Sponsored Ypulse Interview: Mark Weston, Dell

Today’s Ypulse Interview is with Mark Weston, national education strategist for Dell and a key team member of the brand’s recently launched online education community Dell Ed4U.

Dell is this year’s sponsor for the Totally Wired Teacher Award for which we have received hundreds (!!) of nominations of amazing teachers from all over the country. Thank you to all who submitted and for those who haven’t had a chance, the final deadline for nominations is this Friday, May 15 at 5 p.m PST.

dellbadgeYPulse: What inspired Dell to create the Edu4u community? What were the goals you set out to accomplish?

Mark Weston: Listening to customers is a deeply rooted and highly valued trait in the Dell culture. So, when many, many educators began raising the same issues about educational technology—enhancing instruction, increasing learning, real world relevancy, change management—we recognized that the time had arrived for Dell of create an interactive space for them to explore, engage, and exchange ideas, practices, and findings. Edu4u is that space.

YP: What do you see as the biggest challenges educators face when attempting to integrate technology into the classroom in meaningful ways?

MW: As we listen to educators and analyze the literature, we find that the challenge of integrating technology into classroom practice most often relates to cost, complexity, and user competence. Resolving these issues is a top priority for my colleagues and me at Dell.
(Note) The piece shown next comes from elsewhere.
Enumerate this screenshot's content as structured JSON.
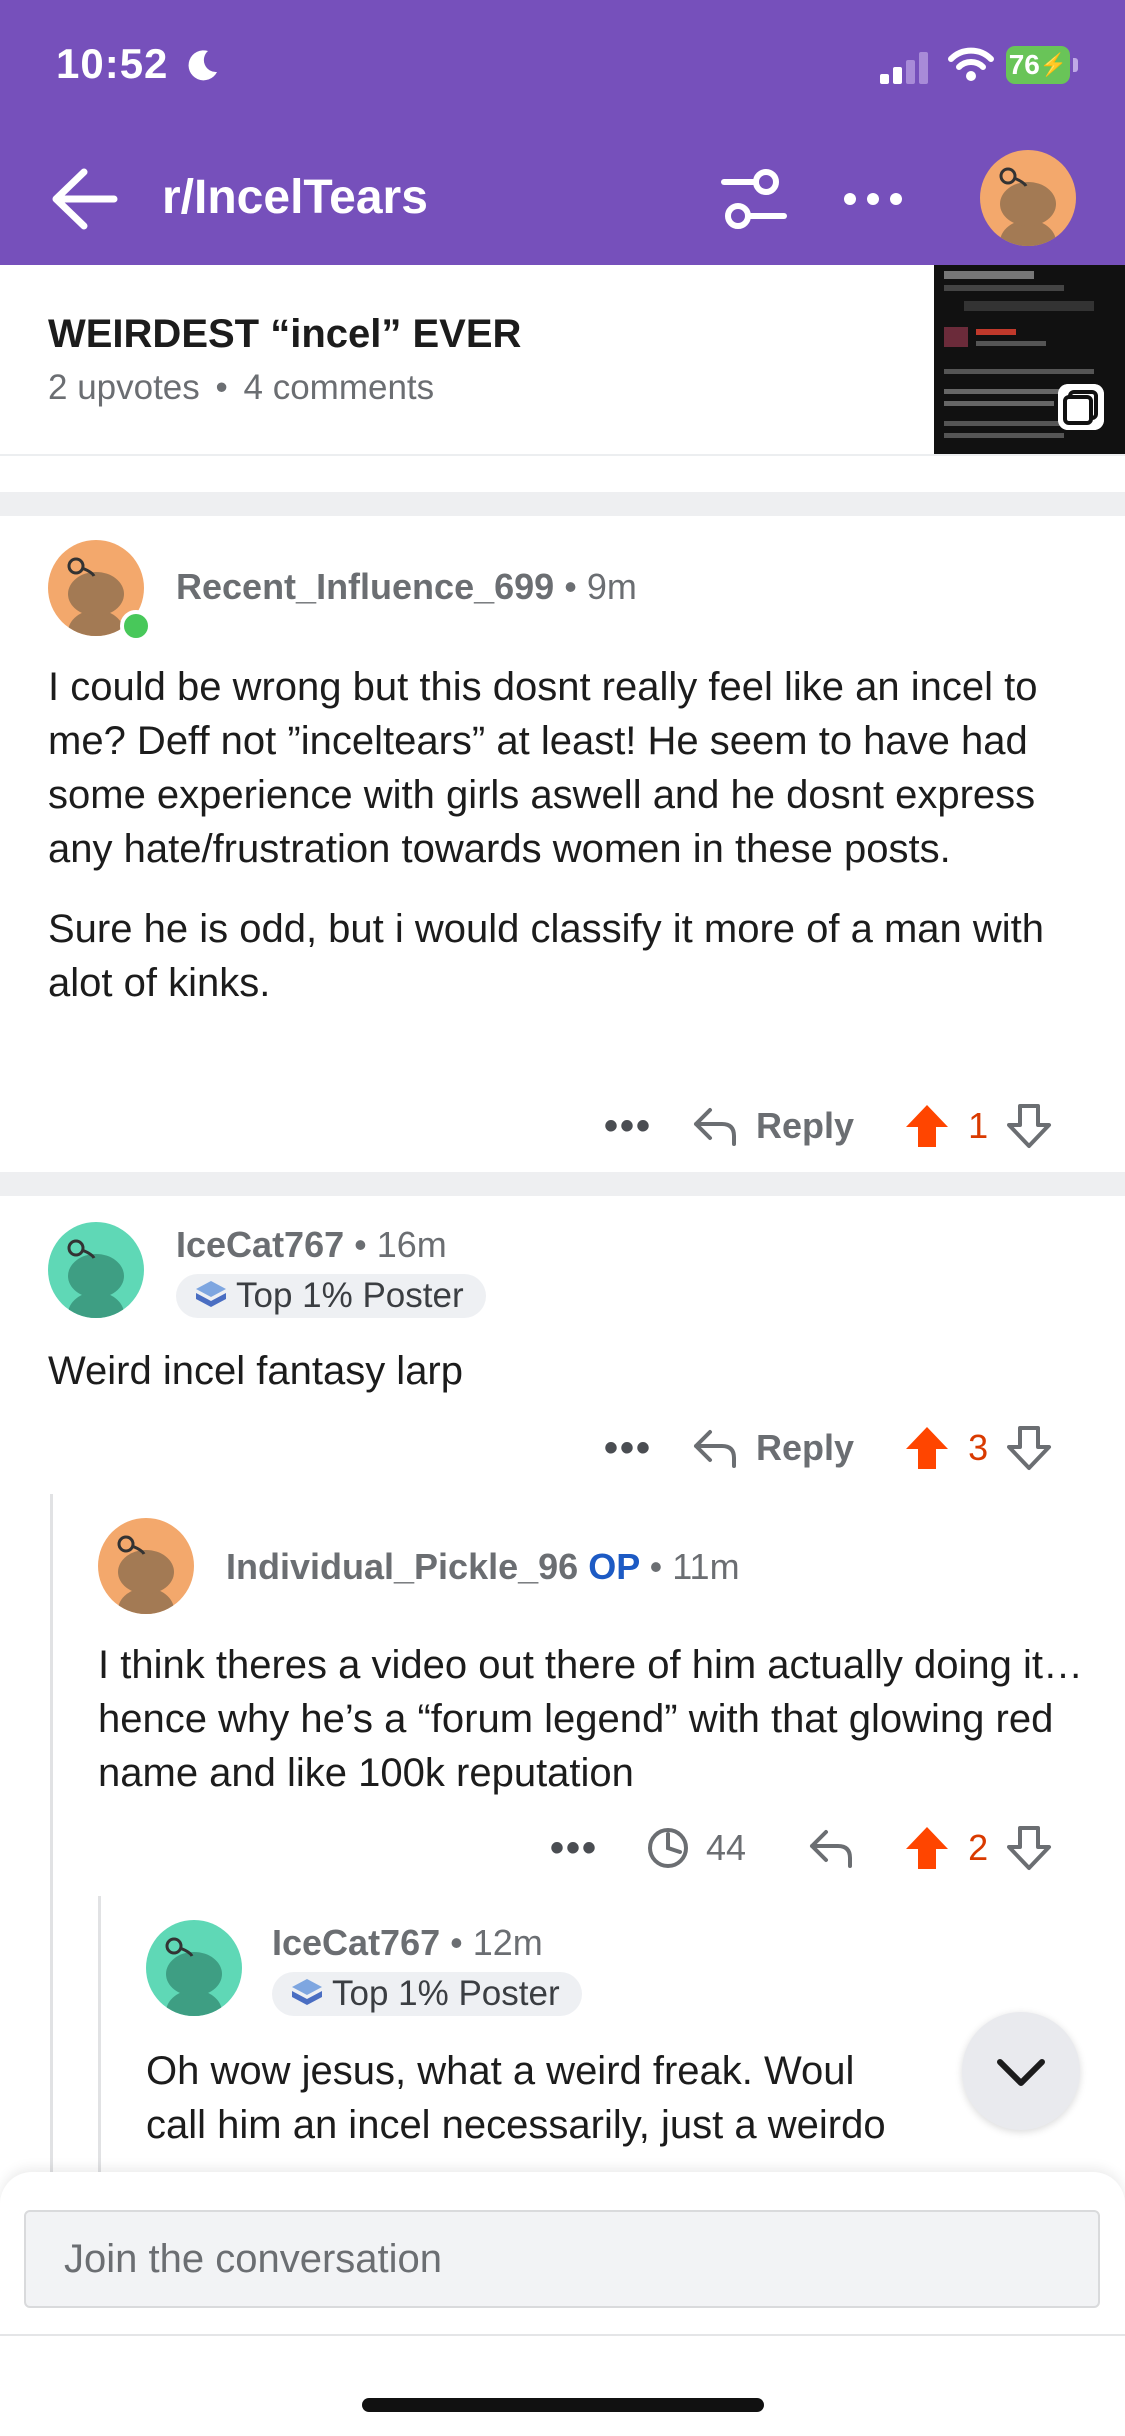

That is why some of the best minds in education and technology are contributing to Edu4u. They are also working within Dell to develop solutions—products, processes, professional development—that minimize the technological challenges educators too often face.

YP: Do you have some quick tips for how teachers can start to introduce technology into the…

 
 

Want to talk to us about the article
or dive into a custom study?


The Newsfeed

Quote of the Day: “[It’s Always Sunny in Philadelphia is] my favorite satirical/dark comedy for the past 12 seasons and it hasn't dipped in quality since.”—Male, 21, NY

Nike’s new store puts mobile use at the center of the experience. Using geo-fencing, Nike knows when a customer walks into their 68,000 square foot space and changes the app accordingly. Users can see tailored content and offers, book styling appointments on-site, scan mannequins to have product delivered to their dressing room, and more. Based on the success of similar stores in L.A. and Shanghai, Nike execs hope their new flagship will build up Nike’s Brandom, and drive app downloads in the process. (Ad Age)

Jell-O is rolling out edible slime kits. Their Unicorn and Monster kits cash in on the slime trend, which has been booming in the anxiety economy for at least three years. Elmer’s, Cra-Z-Art, and Nickelodeon were all quick to tap the trend for marketing and products while Jell-O is a little late to the party. But considering that 82% of teens told Ypulse last year that they’ve participated in at least one trending activity to relax, there might still be time to capitalize. (Vox)

BuzzFeed is getting into the retail game, with plans to open family-focused stores across the country, starting in NYC. The brick-and-mortar venture, called Camp, will sell toys and apparel to Millennial parents and their kids, and the first is scheduled to open in time to capture some holiday spending. The concept is copying Story by changing up products and experiences every eight to 12 weeks, because, “we want to deliver adventure every time they come to the store.” (Ad Age)

Pharma companies are using influencers for social media marketing. Wego is a platform that connects patients with social media followings to pharmaceutical companies for marketing activations, like posts about drugs and devices. One company at least has seen success using the approach: Sunovian's earned media impressions surged from fewer than 100,000 to more than 13.2 million after working with Wego. The biggest caveats to that cashflow could be abiding by FDA regulations and contending with “a myriad of ethical issues." (STAT)

Eighty-five percent of Millennials have purchased a product after viewing a branded videoThat’s nearly 10% higher than the adult average for the U.S, U.K., and Australia, according to Brightcove. In addition, 56% ranked videos as more engaging than any other marketing materials and 46% said its their favorite form of brand communication. They're also seeking Shoppable content: 30% said they're interested in videos containing purchase links. (Marketing Charts)

Quote of the Day: “Black-ish is my favorite show on air because it's informative, funny, relatable, and political…I know that I'll be entertained and maybe even learn something new or think critically about certain issues.”—Female, 22, PA

Sign Up Now

Subscribe for premium access to our content, data, and tools.

Already a subscriber? Sign in.

Upgrade Now

Upgrade for full access to the best marketing tools for understanding the next generation.

View our Client Case Studies